DATA SUPPLIED: Begin

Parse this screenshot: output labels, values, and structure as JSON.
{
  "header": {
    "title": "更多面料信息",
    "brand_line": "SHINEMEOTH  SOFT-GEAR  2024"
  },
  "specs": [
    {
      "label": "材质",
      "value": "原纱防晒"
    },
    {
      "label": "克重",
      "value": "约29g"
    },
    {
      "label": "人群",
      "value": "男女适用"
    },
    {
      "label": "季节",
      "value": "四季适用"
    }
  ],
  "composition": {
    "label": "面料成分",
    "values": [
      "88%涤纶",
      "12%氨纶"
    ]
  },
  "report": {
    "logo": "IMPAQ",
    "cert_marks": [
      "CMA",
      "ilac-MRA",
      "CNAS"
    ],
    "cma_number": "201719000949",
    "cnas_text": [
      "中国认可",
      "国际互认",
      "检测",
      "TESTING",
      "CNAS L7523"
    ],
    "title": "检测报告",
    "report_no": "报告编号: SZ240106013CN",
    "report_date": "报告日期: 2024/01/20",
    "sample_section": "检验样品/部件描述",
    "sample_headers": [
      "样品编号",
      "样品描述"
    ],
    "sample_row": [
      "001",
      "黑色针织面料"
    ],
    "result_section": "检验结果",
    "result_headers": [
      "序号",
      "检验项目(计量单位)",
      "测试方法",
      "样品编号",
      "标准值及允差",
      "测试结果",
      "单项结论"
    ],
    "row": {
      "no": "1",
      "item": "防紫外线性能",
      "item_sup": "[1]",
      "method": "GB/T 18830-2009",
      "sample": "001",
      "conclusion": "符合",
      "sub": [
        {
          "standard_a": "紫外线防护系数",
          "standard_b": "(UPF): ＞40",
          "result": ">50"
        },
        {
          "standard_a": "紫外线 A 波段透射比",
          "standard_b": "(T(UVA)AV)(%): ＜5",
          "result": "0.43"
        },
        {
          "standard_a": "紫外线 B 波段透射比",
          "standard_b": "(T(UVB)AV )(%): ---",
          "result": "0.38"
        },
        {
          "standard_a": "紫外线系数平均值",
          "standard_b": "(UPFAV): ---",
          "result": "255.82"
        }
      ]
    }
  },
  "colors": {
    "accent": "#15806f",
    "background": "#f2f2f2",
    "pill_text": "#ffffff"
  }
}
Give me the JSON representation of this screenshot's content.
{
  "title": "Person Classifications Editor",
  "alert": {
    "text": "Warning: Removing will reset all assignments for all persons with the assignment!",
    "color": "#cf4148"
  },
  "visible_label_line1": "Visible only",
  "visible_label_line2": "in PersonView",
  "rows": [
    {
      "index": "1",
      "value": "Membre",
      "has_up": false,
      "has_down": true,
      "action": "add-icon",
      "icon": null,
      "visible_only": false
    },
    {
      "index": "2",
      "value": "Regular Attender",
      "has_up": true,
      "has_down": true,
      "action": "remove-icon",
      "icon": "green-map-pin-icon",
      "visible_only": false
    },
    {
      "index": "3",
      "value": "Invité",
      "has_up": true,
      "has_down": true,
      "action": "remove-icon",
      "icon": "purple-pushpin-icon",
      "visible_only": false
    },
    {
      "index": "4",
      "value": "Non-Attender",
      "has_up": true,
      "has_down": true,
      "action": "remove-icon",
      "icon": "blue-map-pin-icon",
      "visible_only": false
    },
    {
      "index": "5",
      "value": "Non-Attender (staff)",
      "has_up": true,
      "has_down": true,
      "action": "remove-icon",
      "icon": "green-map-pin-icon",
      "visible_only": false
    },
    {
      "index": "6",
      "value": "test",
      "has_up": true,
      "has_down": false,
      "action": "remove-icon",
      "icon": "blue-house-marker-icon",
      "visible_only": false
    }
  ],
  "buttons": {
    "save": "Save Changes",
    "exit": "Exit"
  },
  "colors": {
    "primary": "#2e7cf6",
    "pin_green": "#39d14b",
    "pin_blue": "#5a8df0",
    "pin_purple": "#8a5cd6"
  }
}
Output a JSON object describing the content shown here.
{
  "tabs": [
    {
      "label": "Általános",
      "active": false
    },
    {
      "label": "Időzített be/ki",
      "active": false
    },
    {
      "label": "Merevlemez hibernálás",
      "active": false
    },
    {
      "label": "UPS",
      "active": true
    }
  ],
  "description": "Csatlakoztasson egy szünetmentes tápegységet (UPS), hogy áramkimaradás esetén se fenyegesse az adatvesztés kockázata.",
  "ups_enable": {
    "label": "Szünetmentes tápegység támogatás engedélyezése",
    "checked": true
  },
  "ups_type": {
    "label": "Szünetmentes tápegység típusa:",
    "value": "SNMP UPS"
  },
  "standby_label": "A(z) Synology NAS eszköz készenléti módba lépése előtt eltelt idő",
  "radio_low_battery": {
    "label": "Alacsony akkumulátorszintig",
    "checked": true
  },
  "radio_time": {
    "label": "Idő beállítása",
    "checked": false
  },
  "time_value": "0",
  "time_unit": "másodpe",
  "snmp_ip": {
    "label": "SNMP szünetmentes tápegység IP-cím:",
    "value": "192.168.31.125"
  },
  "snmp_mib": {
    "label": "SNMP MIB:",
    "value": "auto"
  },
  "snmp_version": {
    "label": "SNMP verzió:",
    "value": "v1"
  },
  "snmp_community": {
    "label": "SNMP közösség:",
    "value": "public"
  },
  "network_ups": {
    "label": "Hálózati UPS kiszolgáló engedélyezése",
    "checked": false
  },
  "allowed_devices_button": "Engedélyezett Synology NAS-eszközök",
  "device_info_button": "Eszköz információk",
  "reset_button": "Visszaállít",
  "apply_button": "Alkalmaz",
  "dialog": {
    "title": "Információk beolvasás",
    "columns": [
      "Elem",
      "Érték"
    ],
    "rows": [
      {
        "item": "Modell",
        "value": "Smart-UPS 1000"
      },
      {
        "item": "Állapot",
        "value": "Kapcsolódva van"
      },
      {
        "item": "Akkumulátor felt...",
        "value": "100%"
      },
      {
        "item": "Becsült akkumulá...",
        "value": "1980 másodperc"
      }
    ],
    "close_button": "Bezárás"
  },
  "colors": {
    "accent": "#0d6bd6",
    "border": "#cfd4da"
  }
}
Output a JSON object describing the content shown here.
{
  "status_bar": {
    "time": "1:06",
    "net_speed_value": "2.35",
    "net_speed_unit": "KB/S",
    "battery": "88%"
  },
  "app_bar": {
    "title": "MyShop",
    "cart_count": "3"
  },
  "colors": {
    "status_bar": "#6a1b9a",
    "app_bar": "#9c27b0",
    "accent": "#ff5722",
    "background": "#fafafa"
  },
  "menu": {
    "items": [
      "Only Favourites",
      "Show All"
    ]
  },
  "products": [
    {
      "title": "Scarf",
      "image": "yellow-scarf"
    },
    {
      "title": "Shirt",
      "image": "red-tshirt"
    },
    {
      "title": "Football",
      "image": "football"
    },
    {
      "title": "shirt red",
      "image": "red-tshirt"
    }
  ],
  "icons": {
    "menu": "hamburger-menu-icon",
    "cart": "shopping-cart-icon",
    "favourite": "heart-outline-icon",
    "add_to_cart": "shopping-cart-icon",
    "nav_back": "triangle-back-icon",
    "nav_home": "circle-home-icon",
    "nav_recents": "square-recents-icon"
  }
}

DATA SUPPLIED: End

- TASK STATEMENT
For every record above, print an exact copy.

- YOUR RESPONSE
Parse this screenshot: output labels, values, and structure as JSON.
{
  "header": {
    "title": "更多面料信息",
    "brand_line": "SHINEMEOTH  SOFT-GEAR  2024"
  },
  "specs": [
    {
      "label": "材质",
      "value": "原纱防晒"
    },
    {
      "label": "克重",
      "value": "约29g"
    },
    {
      "label": "人群",
      "value": "男女适用"
    },
    {
      "label": "季节",
      "value": "四季适用"
    }
  ],
  "composition": {
    "label": "面料成分",
    "values": [
      "88%涤纶",
      "12%氨纶"
    ]
  },
  "report": {
    "logo": "IMPAQ",
    "cert_marks": [
      "CMA",
      "ilac-MRA",
      "CNAS"
    ],
    "cma_number": "201719000949",
    "cnas_text": [
      "中国认可",
      "国际互认",
      "检测",
      "TESTING",
      "CNAS L7523"
    ],
    "title": "检测报告",
    "report_no": "报告编号: SZ240106013CN",
    "report_date": "报告日期: 2024/01/20",
    "sample_section": "检验样品/部件描述",
    "sample_headers": [
      "样品编号",
      "样品描述"
    ],
    "sample_row": [
      "001",
      "黑色针织面料"
    ],
    "result_section": "检验结果",
    "result_headers": [
      "序号",
      "检验项目(计量单位)",
      "测试方法",
      "样品编号",
      "标准值及允差",
      "测试结果",
      "单项结论"
    ],
    "row": {
      "no": "1",
      "item": "防紫外线性能",
      "item_sup": "[1]",
      "method": "GB/T 18830-2009",
      "sample": "001",
      "conclusion": "符合",
      "sub": [
        {
          "standard_a": "紫外线防护系数",
          "standard_b": "(UPF): ＞40",
          "result": ">50"
        },
        {
          "standard_a": "紫外线 A 波段透射比",
          "standard_b": "(T(UVA)AV)(%): ＜5",
          "result": "0.43"
        },
        {
          "standard_a": "紫外线 B 波段透射比",
          "standard_b": "(T(UVB)AV )(%): ---",
          "result": "0.38"
        },
        {
          "standard_a": "紫外线系数平均值",
          "standard_b": "(UPFAV): ---",
          "result": "255.82"
        }
      ]
    }
  },
  "colors": {
    "accent": "#15806f",
    "background": "#f2f2f2",
    "pill_text": "#ffffff"
  }
}
Give me the JSON representation of this screenshot's content.
{
  "title": "Person Classifications Editor",
  "alert": {
    "text": "Warning: Removing will reset all assignments for all persons with the assignment!",
    "color": "#cf4148"
  },
  "visible_label_line1": "Visible only",
  "visible_label_line2": "in PersonView",
  "rows": [
    {
      "index": "1",
      "value": "Membre",
      "has_up": false,
      "has_down": true,
      "action": "add-icon",
      "icon": null,
      "visible_only": false
    },
    {
      "index": "2",
      "value": "Regular Attender",
      "has_up": true,
      "has_down": true,
      "action": "remove-icon",
      "icon": "green-map-pin-icon",
      "visible_only": false
    },
    {
      "index": "3",
      "value": "Invité",
      "has_up": true,
      "has_down": true,
      "action": "remove-icon",
      "icon": "purple-pushpin-icon",
      "visible_only": false
    },
    {
      "index": "4",
      "value": "Non-Attender",
      "has_up": true,
      "has_down": true,
      "action": "remove-icon",
      "icon": "blue-map-pin-icon",
      "visible_only": false
    },
    {
      "index": "5",
      "value": "Non-Attender (staff)",
      "has_up": true,
      "has_down": true,
      "action": "remove-icon",
      "icon": "green-map-pin-icon",
      "visible_only": false
    },
    {
      "index": "6",
      "value": "test",
      "has_up": true,
      "has_down": false,
      "action": "remove-icon",
      "icon": "blue-house-marker-icon",
      "visible_only": false
    }
  ],
  "buttons": {
    "save": "Save Changes",
    "exit": "Exit"
  },
  "colors": {
    "primary": "#2e7cf6",
    "pin_green": "#39d14b",
    "pin_blue": "#5a8df0",
    "pin_purple": "#8a5cd6"
  }
}
Output a JSON object describing the content shown here.
{
  "tabs": [
    {
      "label": "Általános",
      "active": false
    },
    {
      "label": "Időzített be/ki",
      "active": false
    },
    {
      "label": "Merevlemez hibernálás",
      "active": false
    },
    {
      "label": "UPS",
      "active": true
    }
  ],
  "description": "Csatlakoztasson egy szünetmentes tápegységet (UPS), hogy áramkimaradás esetén se fenyegesse az adatvesztés kockázata.",
  "ups_enable": {
    "label": "Szünetmentes tápegység támogatás engedélyezése",
    "checked": true
  },
  "ups_type": {
    "label": "Szünetmentes tápegység típusa:",
    "value": "SNMP UPS"
  },
  "standby_label": "A(z) Synology NAS eszköz készenléti módba lépése előtt eltelt idő",
  "radio_low_battery": {
    "label": "Alacsony akkumulátorszintig",
    "checked": true
  },
  "radio_time": {
    "label": "Idő beállítása",
    "checked": false
  },
  "time_value": "0",
  "time_unit": "másodpe",
  "snmp_ip": {
    "label": "SNMP szünetmentes tápegység IP-cím:",
    "value": "192.168.31.125"
  },
  "snmp_mib": {
    "label": "SNMP MIB:",
    "value": "auto"
  },
  "snmp_version": {
    "label": "SNMP verzió:",
    "value": "v1"
  },
  "snmp_community": {
    "label": "SNMP közösség:",
    "value": "public"
  },
  "network_ups": {
    "label": "Hálózati UPS kiszolgáló engedélyezése",
    "checked": false
  },
  "allowed_devices_button": "Engedélyezett Synology NAS-eszközök",
  "device_info_button": "Eszköz információk",
  "reset_button": "Visszaállít",
  "apply_button": "Alkalmaz",
  "dialog": {
    "title": "Információk beolvasás",
    "columns": [
      "Elem",
      "Érték"
    ],
    "rows": [
      {
        "item": "Modell",
        "value": "Smart-UPS 1000"
      },
      {
        "item": "Állapot",
        "value": "Kapcsolódva van"
      },
      {
        "item": "Akkumulátor felt...",
        "value": "100%"
      },
      {
        "item": "Becsült akkumulá...",
        "value": "1980 másodperc"
      }
    ],
    "close_button": "Bezárás"
  },
  "colors": {
    "accent": "#0d6bd6",
    "border": "#cfd4da"
  }
}
Output a JSON object describing the content shown here.
{
  "status_bar": {
    "time": "1:06",
    "net_speed_value": "2.35",
    "net_speed_unit": "KB/S",
    "battery": "88%"
  },
  "app_bar": {
    "title": "MyShop",
    "cart_count": "3"
  },
  "colors": {
    "status_bar": "#6a1b9a",
    "app_bar": "#9c27b0",
    "accent": "#ff5722",
    "background": "#fafafa"
  },
  "menu": {
    "items": [
      "Only Favourites",
      "Show All"
    ]
  },
  "products": [
    {
      "title": "Scarf",
      "image": "yellow-scarf"
    },
    {
      "title": "Shirt",
      "image": "red-tshirt"
    },
    {
      "title": "Football",
      "image": "football"
    },
    {
      "title": "shirt red",
      "image": "red-tshirt"
    }
  ],
  "icons": {
    "menu": "hamburger-menu-icon",
    "cart": "shopping-cart-icon",
    "favourite": "heart-outline-icon",
    "add_to_cart": "shopping-cart-icon",
    "nav_back": "triangle-back-icon",
    "nav_home": "circle-home-icon",
    "nav_recents": "square-recents-icon"
  }
}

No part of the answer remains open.